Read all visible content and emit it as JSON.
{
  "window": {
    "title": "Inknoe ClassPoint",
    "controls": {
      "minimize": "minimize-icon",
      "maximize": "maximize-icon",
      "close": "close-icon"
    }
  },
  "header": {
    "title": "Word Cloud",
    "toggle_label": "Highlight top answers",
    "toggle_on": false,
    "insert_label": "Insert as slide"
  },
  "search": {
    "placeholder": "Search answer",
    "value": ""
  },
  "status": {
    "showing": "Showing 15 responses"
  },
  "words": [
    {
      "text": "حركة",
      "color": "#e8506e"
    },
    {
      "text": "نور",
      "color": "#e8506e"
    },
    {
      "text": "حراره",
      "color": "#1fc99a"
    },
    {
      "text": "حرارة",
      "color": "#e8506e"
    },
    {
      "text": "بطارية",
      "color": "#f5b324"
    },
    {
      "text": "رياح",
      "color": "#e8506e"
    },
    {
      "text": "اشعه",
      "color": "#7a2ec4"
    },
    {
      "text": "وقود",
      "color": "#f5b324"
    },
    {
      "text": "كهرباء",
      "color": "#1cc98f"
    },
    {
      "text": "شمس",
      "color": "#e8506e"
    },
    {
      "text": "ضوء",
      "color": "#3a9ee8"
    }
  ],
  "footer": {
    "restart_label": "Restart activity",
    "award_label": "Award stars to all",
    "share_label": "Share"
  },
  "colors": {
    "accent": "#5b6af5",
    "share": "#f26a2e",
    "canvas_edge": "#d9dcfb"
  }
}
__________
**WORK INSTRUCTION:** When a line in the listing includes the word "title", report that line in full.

**TASK SOLUTION:**
    "title": "Inknoe ClassPoint",
    "title": "Word Cloud",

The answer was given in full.